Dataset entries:

BEGIN

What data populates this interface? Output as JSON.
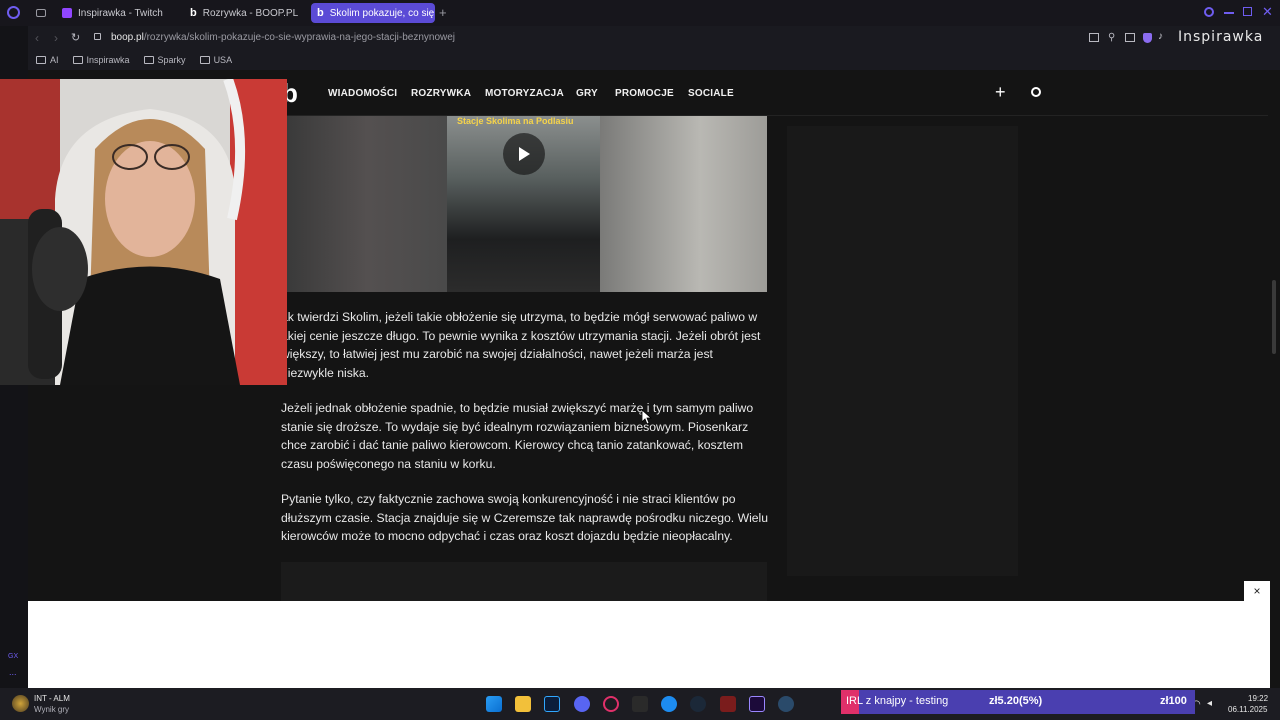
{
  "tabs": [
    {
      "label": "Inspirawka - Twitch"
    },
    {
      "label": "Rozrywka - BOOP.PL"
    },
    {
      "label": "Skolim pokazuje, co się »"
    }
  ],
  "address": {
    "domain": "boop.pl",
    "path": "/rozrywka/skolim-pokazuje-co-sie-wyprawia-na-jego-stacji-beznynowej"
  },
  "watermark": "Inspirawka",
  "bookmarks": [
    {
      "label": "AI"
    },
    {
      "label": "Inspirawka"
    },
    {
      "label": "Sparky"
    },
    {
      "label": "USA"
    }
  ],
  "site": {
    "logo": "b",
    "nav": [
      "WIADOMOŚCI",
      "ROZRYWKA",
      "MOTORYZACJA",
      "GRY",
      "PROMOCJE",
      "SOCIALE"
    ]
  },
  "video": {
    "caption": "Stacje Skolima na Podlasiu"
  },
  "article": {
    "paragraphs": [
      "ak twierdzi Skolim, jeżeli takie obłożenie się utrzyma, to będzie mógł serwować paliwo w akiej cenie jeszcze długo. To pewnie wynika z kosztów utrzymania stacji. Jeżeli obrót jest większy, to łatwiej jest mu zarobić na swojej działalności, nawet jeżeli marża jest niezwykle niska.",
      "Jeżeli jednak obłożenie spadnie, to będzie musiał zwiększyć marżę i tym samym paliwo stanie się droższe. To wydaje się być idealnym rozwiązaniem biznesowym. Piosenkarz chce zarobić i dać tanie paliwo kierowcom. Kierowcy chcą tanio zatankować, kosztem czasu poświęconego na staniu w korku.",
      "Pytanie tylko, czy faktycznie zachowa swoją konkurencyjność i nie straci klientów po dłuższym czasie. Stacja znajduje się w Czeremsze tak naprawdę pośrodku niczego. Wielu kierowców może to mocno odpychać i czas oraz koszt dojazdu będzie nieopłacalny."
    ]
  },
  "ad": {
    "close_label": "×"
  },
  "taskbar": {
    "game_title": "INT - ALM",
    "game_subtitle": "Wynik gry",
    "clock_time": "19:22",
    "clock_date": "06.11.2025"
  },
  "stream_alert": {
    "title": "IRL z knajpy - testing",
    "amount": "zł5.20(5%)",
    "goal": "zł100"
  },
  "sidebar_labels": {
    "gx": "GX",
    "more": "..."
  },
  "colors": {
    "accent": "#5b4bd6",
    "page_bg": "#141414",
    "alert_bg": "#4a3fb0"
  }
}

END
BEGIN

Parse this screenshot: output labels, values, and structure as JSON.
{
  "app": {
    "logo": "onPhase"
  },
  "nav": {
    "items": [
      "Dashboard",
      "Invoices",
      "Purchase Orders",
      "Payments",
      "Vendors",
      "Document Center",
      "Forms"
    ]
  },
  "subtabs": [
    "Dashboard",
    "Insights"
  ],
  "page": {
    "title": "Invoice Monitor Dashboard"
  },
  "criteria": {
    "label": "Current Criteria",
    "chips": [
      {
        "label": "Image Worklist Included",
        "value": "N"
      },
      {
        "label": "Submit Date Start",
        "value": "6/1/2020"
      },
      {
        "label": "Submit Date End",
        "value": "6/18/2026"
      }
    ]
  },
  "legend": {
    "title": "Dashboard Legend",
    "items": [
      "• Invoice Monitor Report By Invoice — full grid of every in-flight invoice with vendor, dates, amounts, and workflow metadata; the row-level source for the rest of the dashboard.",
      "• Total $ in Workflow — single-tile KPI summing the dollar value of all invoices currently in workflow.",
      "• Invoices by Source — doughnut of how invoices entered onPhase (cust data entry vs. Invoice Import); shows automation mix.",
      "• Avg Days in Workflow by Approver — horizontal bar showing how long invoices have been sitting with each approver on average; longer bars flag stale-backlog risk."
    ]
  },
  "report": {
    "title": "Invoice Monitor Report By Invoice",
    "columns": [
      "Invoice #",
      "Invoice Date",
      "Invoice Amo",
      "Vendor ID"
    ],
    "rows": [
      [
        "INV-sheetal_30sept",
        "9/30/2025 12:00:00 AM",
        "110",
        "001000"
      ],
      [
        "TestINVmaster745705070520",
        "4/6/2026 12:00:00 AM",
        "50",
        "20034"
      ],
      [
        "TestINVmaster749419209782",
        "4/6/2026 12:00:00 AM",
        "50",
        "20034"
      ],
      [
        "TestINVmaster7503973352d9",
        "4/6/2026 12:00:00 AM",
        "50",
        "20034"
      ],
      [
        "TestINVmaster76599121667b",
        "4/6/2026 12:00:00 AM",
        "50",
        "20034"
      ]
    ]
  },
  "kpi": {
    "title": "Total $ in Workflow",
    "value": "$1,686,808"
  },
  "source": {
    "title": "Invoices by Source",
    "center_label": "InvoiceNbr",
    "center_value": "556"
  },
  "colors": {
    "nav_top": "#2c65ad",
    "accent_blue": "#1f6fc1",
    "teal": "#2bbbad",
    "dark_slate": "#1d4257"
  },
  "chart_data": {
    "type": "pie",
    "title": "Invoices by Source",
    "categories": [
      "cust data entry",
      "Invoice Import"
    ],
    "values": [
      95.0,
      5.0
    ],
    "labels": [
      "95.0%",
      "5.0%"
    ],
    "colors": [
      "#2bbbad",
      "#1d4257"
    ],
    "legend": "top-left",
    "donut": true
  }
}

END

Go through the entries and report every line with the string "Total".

      "• Total $ in Workflow — single-tile KPI summing the dollar value of all invoices currently in workflow.",
    "title": "Total $ in Workflow",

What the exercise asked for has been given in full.